The records Start Marker

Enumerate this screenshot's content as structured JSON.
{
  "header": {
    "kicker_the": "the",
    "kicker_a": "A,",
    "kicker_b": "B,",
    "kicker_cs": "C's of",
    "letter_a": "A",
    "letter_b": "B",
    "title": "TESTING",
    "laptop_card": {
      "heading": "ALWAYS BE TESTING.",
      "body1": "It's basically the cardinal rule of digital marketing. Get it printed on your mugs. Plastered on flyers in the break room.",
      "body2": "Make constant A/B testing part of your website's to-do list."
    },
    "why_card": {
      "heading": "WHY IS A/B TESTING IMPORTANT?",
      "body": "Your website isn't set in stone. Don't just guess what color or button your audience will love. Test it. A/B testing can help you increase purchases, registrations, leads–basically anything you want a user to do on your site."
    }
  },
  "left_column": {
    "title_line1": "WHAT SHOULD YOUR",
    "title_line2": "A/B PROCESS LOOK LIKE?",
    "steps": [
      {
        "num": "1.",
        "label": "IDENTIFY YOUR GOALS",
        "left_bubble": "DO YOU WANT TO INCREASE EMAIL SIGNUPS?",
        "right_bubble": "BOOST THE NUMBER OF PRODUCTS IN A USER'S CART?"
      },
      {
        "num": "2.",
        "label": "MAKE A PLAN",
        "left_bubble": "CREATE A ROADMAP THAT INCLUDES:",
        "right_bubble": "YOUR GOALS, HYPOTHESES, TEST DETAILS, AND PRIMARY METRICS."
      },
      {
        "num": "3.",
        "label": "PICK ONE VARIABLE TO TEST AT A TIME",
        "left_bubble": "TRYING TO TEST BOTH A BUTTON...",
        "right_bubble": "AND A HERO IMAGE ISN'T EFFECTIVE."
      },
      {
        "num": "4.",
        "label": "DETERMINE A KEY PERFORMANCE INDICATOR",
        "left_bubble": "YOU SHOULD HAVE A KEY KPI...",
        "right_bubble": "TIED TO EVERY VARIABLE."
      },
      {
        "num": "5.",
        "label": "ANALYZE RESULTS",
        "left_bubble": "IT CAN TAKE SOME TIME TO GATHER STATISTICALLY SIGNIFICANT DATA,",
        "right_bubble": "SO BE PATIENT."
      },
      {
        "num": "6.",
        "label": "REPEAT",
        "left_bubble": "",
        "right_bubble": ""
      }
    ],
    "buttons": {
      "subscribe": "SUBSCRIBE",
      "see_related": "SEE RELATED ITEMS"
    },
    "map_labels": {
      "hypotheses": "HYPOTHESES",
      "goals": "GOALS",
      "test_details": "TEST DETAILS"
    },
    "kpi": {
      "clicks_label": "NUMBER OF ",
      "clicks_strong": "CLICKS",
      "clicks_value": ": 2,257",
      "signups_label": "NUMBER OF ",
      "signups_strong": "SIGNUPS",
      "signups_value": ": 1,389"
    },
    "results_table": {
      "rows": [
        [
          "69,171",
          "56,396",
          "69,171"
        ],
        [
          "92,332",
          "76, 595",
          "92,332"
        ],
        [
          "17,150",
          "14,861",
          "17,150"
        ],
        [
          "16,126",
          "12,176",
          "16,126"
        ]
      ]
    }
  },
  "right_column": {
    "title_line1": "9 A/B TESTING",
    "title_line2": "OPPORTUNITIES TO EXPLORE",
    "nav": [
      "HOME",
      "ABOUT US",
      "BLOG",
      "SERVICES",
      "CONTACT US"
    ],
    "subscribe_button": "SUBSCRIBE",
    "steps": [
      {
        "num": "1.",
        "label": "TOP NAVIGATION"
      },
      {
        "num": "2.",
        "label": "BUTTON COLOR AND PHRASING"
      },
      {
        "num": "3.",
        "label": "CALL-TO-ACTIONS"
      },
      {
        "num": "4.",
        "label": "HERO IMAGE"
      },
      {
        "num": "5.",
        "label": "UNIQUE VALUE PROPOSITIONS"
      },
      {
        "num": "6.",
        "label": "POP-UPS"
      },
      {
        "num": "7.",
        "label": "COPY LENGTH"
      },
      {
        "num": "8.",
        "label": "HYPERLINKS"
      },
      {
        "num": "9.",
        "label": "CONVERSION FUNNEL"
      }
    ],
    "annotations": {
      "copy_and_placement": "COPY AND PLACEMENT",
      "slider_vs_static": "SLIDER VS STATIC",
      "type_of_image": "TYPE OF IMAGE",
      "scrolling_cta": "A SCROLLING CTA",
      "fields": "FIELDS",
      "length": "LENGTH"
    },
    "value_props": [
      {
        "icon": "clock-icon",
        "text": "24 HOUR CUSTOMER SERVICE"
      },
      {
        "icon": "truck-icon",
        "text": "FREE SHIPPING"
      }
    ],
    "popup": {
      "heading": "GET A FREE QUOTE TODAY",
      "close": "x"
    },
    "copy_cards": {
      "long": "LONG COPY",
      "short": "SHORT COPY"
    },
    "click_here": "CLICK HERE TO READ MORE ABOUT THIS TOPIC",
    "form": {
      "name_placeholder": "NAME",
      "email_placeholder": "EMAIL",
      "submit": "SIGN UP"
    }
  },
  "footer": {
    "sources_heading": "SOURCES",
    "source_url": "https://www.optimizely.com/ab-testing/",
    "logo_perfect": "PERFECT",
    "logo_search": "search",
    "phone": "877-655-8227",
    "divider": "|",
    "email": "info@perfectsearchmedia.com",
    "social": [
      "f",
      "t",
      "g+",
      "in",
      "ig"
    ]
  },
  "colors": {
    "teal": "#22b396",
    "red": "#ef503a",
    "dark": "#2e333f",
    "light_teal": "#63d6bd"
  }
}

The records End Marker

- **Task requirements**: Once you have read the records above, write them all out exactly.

- **Solution below**:
Enumerate this screenshot's content as structured JSON.
{
  "header": {
    "kicker_the": "the",
    "kicker_a": "A,",
    "kicker_b": "B,",
    "kicker_cs": "C's of",
    "letter_a": "A",
    "letter_b": "B",
    "title": "TESTING",
    "laptop_card": {
      "heading": "ALWAYS BE TESTING.",
      "body1": "It's basically the cardinal rule of digital marketing. Get it printed on your mugs. Plastered on flyers in the break room.",
      "body2": "Make constant A/B testing part of your website's to-do list."
    },
    "why_card": {
      "heading": "WHY IS A/B TESTING IMPORTANT?",
      "body": "Your website isn't set in stone. Don't just guess what color or button your audience will love. Test it. A/B testing can help you increase purchases, registrations, leads–basically anything you want a user to do on your site."
    }
  },
  "left_column": {
    "title_line1": "WHAT SHOULD YOUR",
    "title_line2": "A/B PROCESS LOOK LIKE?",
    "steps": [
      {
        "num": "1.",
        "label": "IDENTIFY YOUR GOALS",
        "left_bubble": "DO YOU WANT TO INCREASE EMAIL SIGNUPS?",
        "right_bubble": "BOOST THE NUMBER OF PRODUCTS IN A USER'S CART?"
      },
      {
        "num": "2.",
        "label": "MAKE A PLAN",
        "left_bubble": "CREATE A ROADMAP THAT INCLUDES:",
        "right_bubble": "YOUR GOALS, HYPOTHESES, TEST DETAILS, AND PRIMARY METRICS."
      },
      {
        "num": "3.",
        "label": "PICK ONE VARIABLE TO TEST AT A TIME",
        "left_bubble": "TRYING TO TEST BOTH A BUTTON...",
        "right_bubble": "AND A HERO IMAGE ISN'T EFFECTIVE."
      },
      {
        "num": "4.",
        "label": "DETERMINE A KEY PERFORMANCE INDICATOR",
        "left_bubble": "YOU SHOULD HAVE A KEY KPI...",
        "right_bubble": "TIED TO EVERY VARIABLE."
      },
      {
        "num": "5.",
        "label": "ANALYZE RESULTS",
        "left_bubble": "IT CAN TAKE SOME TIME TO GATHER STATISTICALLY SIGNIFICANT DATA,",
        "right_bubble": "SO BE PATIENT."
      },
      {
        "num": "6.",
        "label": "REPEAT",
        "left_bubble": "",
        "right_bubble": ""
      }
    ],
    "buttons": {
      "subscribe": "SUBSCRIBE",
      "see_related": "SEE RELATED ITEMS"
    },
    "map_labels": {
      "hypotheses": "HYPOTHESES",
      "goals": "GOALS",
      "test_details": "TEST DETAILS"
    },
    "kpi": {
      "clicks_label": "NUMBER OF ",
      "clicks_strong": "CLICKS",
      "clicks_value": ": 2,257",
      "signups_label": "NUMBER OF ",
      "signups_strong": "SIGNUPS",
      "signups_value": ": 1,389"
    },
    "results_table": {
      "rows": [
        [
          "69,171",
          "56,396",
          "69,171"
        ],
        [
          "92,332",
          "76, 595",
          "92,332"
        ],
        [
          "17,150",
          "14,861",
          "17,150"
        ],
        [
          "16,126",
          "12,176",
          "16,126"
        ]
      ]
    }
  },
  "right_column": {
    "title_line1": "9 A/B TESTING",
    "title_line2": "OPPORTUNITIES TO EXPLORE",
    "nav": [
      "HOME",
      "ABOUT US",
      "BLOG",
      "SERVICES",
      "CONTACT US"
    ],
    "subscribe_button": "SUBSCRIBE",
    "steps": [
      {
        "num": "1.",
        "label": "TOP NAVIGATION"
      },
      {
        "num": "2.",
        "label": "BUTTON COLOR AND PHRASING"
      },
      {
        "num": "3.",
        "label": "CALL-TO-ACTIONS"
      },
      {
        "num": "4.",
        "label": "HERO IMAGE"
      },
      {
        "num": "5.",
        "label": "UNIQUE VALUE PROPOSITIONS"
      },
      {
        "num": "6.",
        "label": "POP-UPS"
      },
      {
        "num": "7.",
        "label": "COPY LENGTH"
      },
      {
        "num": "8.",
        "label": "HYPERLINKS"
      },
      {
        "num": "9.",
        "label": "CONVERSION FUNNEL"
      }
    ],
    "annotations": {
      "copy_and_placement": "COPY AND PLACEMENT",
      "slider_vs_static": "SLIDER VS STATIC",
      "type_of_image": "TYPE OF IMAGE",
      "scrolling_cta": "A SCROLLING CTA",
      "fields": "FIELDS",
      "length": "LENGTH"
    },
    "value_props": [
      {
        "icon": "clock-icon",
        "text": "24 HOUR CUSTOMER SERVICE"
      },
      {
        "icon": "truck-icon",
        "text": "FREE SHIPPING"
      }
    ],
    "popup": {
      "heading": "GET A FREE QUOTE TODAY",
      "close": "x"
    },
    "copy_cards": {
      "long": "LONG COPY",
      "short": "SHORT COPY"
    },
    "click_here": "CLICK HERE TO READ MORE ABOUT THIS TOPIC",
    "form": {
      "name_placeholder": "NAME",
      "email_placeholder": "EMAIL",
      "submit": "SIGN UP"
    }
  },
  "footer": {
    "sources_heading": "SOURCES",
    "source_url": "https://www.optimizely.com/ab-testing/",
    "logo_perfect": "PERFECT",
    "logo_search": "search",
    "phone": "877-655-8227",
    "divider": "|",
    "email": "info@perfectsearchmedia.com",
    "social": [
      "f",
      "t",
      "g+",
      "in",
      "ig"
    ]
  },
  "colors": {
    "teal": "#22b396",
    "red": "#ef503a",
    "dark": "#2e333f",
    "light_teal": "#63d6bd"
  }
}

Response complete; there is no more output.